LGBTQ Comment Series, part 3: Gender identity
In recent and recurring news, there have been parents choosing to raise their child without a specified gender, and with that have come many people who oppose it.
The two children in question are five year old Sasha from Cambridgeshire , and baby Storm of Toronto, who in the case of the former is being raised ‘gender rich’.
The outcry made about these two children borders between ignorance and intolerance. To raise a child with a preconceived acceptance of what they can and cannot do and can and cannot wear is particularly short-sighted.
We live in a society where, to see someone born male in a dress, makes them a cross-dresser or transvestite and the same in the case of a woman in a waistcoat.
To only travel back a few decades, the sight of a woman in trousers would have been deemed unladylike.
In May last year, a 12-year old boy from the Cambridge area wore a skirt to school in protest of boys not being allowed to wear shorts in summer: this was greeted with approval by the public who thought it only fair and admired his outspokenness.
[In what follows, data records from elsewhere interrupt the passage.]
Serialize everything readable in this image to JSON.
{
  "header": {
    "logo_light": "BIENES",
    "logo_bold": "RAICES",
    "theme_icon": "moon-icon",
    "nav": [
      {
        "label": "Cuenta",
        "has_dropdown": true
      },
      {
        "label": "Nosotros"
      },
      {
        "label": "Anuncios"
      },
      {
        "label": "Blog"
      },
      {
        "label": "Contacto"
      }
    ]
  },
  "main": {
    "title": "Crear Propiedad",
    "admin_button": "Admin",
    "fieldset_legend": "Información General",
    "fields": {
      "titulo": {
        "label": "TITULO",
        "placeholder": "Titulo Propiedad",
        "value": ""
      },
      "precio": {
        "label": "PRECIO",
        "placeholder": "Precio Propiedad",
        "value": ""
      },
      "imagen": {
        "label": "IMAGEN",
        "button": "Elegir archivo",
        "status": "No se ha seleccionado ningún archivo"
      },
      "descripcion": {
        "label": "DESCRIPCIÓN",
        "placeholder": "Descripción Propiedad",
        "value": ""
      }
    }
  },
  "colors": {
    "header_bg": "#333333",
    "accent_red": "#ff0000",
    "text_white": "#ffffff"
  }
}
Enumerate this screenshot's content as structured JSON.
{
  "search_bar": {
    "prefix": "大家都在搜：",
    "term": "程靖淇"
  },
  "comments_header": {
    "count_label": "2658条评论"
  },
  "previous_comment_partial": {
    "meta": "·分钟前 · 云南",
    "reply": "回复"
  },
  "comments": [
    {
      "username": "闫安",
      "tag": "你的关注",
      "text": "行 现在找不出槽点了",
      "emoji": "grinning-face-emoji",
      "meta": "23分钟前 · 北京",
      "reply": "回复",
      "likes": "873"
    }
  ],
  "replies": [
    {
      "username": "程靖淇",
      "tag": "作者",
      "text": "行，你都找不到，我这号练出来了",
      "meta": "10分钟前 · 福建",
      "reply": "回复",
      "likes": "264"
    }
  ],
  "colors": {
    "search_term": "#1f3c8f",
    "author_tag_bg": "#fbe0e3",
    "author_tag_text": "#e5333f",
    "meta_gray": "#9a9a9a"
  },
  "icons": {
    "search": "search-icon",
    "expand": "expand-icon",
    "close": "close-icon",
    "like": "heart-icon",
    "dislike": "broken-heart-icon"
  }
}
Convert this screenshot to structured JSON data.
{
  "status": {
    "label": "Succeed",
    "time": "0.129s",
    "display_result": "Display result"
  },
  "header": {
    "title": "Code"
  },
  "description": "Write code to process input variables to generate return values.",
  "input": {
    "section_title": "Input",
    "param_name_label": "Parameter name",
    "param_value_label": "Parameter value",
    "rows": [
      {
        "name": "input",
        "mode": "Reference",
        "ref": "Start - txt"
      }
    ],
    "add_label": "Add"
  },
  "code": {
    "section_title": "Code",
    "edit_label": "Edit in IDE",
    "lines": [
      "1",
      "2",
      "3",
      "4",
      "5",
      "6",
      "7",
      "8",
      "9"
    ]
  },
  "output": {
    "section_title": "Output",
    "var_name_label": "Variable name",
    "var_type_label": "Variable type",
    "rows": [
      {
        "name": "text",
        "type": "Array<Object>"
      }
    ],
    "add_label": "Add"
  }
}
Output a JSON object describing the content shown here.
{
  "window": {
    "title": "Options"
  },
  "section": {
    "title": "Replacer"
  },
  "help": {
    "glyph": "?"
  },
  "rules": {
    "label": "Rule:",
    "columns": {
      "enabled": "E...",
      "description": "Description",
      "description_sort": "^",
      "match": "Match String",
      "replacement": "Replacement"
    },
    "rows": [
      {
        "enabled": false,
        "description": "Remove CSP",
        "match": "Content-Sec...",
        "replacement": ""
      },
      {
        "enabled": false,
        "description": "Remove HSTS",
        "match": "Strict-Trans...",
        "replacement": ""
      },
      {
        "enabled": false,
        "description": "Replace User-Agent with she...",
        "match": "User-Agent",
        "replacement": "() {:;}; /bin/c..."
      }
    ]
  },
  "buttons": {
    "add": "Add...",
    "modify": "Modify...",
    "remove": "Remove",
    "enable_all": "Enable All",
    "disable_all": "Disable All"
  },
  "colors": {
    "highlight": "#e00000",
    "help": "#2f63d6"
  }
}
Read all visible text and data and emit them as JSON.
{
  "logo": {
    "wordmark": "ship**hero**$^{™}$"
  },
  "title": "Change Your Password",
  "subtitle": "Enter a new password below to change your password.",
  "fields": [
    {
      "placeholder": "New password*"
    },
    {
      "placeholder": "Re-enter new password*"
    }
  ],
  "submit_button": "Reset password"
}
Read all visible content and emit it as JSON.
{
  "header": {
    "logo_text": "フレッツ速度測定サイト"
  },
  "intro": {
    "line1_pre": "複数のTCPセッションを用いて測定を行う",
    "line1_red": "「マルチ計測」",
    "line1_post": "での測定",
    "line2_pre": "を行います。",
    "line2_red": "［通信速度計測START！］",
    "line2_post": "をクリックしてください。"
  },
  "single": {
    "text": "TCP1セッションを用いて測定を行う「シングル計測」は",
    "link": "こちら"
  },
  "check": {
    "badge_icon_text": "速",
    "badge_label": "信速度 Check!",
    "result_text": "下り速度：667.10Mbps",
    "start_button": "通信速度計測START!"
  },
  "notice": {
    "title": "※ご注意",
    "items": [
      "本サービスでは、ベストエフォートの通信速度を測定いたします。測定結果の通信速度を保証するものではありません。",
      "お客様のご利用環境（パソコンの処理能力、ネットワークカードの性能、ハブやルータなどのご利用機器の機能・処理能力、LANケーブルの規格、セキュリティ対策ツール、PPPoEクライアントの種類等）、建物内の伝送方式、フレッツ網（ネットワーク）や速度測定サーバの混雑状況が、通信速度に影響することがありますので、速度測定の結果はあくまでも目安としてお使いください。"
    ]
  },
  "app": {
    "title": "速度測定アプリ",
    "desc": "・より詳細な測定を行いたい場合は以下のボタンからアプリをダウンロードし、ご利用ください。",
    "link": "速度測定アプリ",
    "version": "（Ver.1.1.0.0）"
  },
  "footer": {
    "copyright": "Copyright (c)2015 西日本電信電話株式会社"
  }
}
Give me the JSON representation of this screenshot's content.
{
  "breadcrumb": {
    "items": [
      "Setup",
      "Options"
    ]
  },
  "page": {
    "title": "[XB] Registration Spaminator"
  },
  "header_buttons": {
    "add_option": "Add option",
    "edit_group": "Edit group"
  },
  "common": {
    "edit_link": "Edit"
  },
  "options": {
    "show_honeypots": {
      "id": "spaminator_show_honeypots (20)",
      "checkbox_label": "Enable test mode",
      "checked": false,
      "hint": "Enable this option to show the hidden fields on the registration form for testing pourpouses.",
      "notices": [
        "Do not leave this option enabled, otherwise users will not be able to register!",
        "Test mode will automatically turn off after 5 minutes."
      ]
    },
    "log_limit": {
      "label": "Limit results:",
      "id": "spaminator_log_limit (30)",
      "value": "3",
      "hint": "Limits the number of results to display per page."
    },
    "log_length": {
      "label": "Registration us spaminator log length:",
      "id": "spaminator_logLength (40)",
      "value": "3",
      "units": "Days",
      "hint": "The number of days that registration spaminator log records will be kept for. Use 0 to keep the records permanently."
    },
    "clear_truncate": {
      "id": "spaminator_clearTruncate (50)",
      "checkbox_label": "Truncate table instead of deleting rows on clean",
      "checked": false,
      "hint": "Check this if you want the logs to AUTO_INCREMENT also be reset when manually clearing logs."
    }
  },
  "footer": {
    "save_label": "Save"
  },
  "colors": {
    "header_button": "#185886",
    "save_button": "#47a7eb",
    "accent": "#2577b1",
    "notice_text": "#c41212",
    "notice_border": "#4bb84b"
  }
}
Yet only a few months later a child wears a skirt by choice, and because people don’t know their gender, there is uproar.
The primary arguments people have made range between forcing a life and habits onto a child, and the psychological damage it may cause to a child.
To combat the first argument, it’s slightly erroneous, since until a child at least reaches their teens, all decisions, from faith to what they eat, to what they do in the day, are decided by their parents anyway. So if gender or lack thereof is forced, so is everything else.
To look at any perceived psychological damage, people need only look at how many gay, lesbian, bisexual and transgender people are bullied or murdered every day to understand the acceptance that comes with raising a child without gender prejudice.
The question shouldn’t be ‘what if neither child turns out to be trans?’ but ‘will they or their parents mind if they are?’
To have an understanding of who you are, and know your family will be accepting of it, is a blessing. If either or both children grow up to realise they are the gender they were born, then no harm is done.
They will take on whichever sex is correct for them, and grow up loving and accepting others for what is on the inside and not what may or may not be between their legs; something that should be a personal and private matter and not a public matter anyway.
The clothes we all wear are the same fabric, the toys children play with come from the same companies. The life skills any parent teaches their child are for the greater good of the child.
Without a fixed gender, these children can gain acceptance and independence and grow as individuals with self-identity being less of a burden in their lives.
Coming out to your parents can often be a difficult experience, for fear of whether you will be accepted. In the same vein, accepting a child as lesbian, gay or trans can also be difficult for many parents, either for their own acceptance or fear of society’s view.
To raise a child without such pre-existing gender roles takes away these fears and worries for both parent and child.
This way of raising a child does not instil a fear of rejection in a child if they are to come out as part of the LGBTQ community.